▶ Material for this task
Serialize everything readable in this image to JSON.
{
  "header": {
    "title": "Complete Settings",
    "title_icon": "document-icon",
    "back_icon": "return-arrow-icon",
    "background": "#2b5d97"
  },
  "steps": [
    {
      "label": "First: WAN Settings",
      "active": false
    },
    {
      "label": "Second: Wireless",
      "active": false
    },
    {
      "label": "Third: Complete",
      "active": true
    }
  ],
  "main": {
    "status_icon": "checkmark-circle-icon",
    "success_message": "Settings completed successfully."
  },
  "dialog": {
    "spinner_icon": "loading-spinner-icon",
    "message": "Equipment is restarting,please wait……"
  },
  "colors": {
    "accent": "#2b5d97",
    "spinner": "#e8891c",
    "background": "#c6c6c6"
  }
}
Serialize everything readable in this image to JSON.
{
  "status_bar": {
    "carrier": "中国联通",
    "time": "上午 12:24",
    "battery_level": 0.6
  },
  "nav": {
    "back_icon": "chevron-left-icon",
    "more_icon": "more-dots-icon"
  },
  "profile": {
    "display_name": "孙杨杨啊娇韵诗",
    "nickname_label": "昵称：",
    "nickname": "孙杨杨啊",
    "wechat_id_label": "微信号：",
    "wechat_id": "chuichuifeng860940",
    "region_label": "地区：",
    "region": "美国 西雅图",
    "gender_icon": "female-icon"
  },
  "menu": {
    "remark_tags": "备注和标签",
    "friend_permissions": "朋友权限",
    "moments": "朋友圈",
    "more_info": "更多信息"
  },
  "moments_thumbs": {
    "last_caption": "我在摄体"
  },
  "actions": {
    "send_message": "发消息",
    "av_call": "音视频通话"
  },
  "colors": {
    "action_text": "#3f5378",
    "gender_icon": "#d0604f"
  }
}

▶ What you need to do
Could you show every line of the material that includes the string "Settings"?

▶ Result of the task
    "title": "Complete Settings",
      "label": "First: WAN Settings",
    "success_message": "Settings completed successfully."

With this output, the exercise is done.